One consistently cited barrier preventing OBOT expansion is lack of adequate clinical support given the additional needs for patient monitoring. Successful medication-assisted treatment (MAT) requires a team-based approach just like treatment for other chronic diseases. In addition, treatment is more effective when providers can use a trauma-informed and gender-responsive treatment plan.
The goal of this companion program to the AAAP Clinical Support System: Buprenorphine Office-Based Treatment for Opioid Use Disorders (The “Half and Half” Course) is to increase the comfort level and expertise of the healthcare team by outlining a team approach, trauma-informed interventions, gender-responsive care, and recommendations for implementation of buprenorphine OBOT.
MAHEC engages in evaluation activities to better understand the impact of our programs. By registering for this course, you agree that we may use your personal information in evaluative research regarding this program.

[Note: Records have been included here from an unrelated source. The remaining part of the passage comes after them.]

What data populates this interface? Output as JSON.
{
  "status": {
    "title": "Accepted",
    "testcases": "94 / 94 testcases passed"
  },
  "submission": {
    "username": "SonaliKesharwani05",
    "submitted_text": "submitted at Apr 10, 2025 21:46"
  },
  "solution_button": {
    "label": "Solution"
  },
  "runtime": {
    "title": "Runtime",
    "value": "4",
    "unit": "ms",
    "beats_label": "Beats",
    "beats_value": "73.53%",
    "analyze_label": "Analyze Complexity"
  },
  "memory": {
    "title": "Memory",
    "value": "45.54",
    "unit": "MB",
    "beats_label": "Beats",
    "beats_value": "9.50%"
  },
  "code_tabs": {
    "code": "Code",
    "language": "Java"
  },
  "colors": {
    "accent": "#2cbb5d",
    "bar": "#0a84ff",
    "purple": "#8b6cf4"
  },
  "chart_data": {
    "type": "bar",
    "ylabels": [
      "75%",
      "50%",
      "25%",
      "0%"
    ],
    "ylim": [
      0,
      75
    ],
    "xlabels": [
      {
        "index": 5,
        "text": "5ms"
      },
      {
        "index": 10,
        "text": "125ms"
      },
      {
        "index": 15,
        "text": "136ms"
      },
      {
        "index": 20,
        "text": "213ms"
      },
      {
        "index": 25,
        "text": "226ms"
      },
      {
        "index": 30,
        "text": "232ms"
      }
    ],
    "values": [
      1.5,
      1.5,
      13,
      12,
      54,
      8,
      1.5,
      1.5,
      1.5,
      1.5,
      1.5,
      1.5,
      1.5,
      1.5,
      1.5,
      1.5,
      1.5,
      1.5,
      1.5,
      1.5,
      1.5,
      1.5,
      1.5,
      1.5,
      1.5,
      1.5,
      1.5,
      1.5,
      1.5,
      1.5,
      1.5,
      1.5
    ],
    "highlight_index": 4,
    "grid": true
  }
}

Any reports published will be de-identified and reported in aggregate format.
Nurses, mental health professionals including substance abuse counselors, social workers, psychologists, marriage and family therapists, school counselors, practice managers, program administrators, medical assistants, care managers and coordinators and other professionals interested in this subject.
- Describe the presented framework of office-based opioid treatment (OBOT) including practice changes, medications used, psychosocial services and integration/coordination components
- Utilize evidence-based interventions that are trauma-informed and gender-responsive to treat persons with substance use disorders
- Define the roles of an effective practice team, including primary care and behavioral health clinicians, working together with patients and families, and using a systematic and cost-effective approach to provide patient-centered care for opioid and other substance use disorders
- Increase medical and behavioral health professionals’ receptivity and capability to work collaboratively as they evaluate and manage opioid and other substance use disorders using SBIRT (screening, brief intervention and referral to treatment)
- List key components of evidence-based and effective OBOT
- Marie N. Gannon, LPC, LCAS, CSI
- Melinda Ramage, MSN, FNP-BC, CARN-AP
- Zach T. White, LCSW, LCAS, CCS
- Courtenay Wilson, PharmD, BCACP, CPP